Now I’m just trying to provoke people. But it’s true! Look at the Congressional Research Service estimates again (Figure 1). Compare the second line from the top to the third line from the top. In 2007, the markers for the two lines almost touch each other. After 2008 they are wider apart, but adding SNAP benefits reduces the growth in poverty among households headed by a single mother by 2 percentage points between 2007 and 2012 (Table C-11). That translates into an important reduction in poverty, to be sure, but it pales in comparison with the importance of the combined effect of unemployment insurance, the Supplemental Security Income program (SSI), and TANF. It’s less important than refundable tax credits.*** None of the conservative welfare reform proposals has suggested changes to unemployment insurance or SSI. All have proposed expanding the EITC.
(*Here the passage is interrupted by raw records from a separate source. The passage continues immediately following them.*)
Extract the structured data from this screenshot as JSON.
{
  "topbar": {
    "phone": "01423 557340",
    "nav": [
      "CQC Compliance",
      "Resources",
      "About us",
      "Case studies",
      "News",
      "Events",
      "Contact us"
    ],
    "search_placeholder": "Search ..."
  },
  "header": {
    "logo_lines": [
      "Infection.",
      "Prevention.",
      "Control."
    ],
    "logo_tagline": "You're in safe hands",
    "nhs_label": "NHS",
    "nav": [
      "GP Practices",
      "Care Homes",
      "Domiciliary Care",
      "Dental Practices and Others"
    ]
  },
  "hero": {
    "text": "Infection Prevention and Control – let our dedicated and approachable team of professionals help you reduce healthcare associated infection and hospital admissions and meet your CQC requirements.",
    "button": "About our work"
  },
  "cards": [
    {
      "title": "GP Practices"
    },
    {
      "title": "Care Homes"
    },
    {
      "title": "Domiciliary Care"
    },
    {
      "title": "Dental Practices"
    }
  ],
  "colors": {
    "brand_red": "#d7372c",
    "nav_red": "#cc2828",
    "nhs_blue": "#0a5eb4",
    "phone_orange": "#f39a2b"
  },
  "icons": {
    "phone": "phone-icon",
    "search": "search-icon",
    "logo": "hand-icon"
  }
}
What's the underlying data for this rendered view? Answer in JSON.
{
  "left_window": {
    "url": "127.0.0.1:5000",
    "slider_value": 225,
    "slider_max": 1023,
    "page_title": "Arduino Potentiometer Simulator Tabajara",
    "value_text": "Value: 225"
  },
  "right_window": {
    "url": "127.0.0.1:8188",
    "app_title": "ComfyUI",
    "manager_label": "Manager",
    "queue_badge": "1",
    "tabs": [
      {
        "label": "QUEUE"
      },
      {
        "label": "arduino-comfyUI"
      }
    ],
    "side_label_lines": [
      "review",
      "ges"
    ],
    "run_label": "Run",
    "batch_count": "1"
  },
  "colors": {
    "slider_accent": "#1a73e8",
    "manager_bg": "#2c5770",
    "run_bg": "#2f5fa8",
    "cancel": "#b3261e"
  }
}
These facts are uncomfortable to people like Jared Bernstein, who want to ignore actually existing poverty trends and to instead talk about how SNAP’s counter-cyclical rise in spending–in contrast to the supposed failure of TANF to respond–saved the day during the Great Recession.
Jared’s column–including the chart he uses to contrast the responsiveness of SNAP and TANF–deserve another post. Until then, I’ll wait to hear from the pro-science left about where I’ve gone wrong here. Prediction: the subject will be changed to “extreme poverty” trends. That’s a third post…
* Technically, since a small number of welfare recipients are single fathers or two-parent families, it is not quite right to say that the ratio of families on welfare to single mothers is the “percent of single mothers receiving welfare,” but the difference is negligible, especially in terms of trends.
** For estimates after 2002, see https://www.acf.hhs.gov/programs/ofa/programs/tanf/data-reports and https://www.census.gov/hhes/families/data/families.html, Table FM-2.
*** Table C-11 of the Congressional Research Service report indicates that the net impact of federal income and payroll taxes is to reduce poverty, sometimes by nearly as much as SNAP does. But since taxes paid increase poverty, that means that the refundable credits more than compensate and therefore had a bigger effect on the increase in poverty than SNAP.
This piece originally appeared in Forbes
This piece originally appeared in Forbes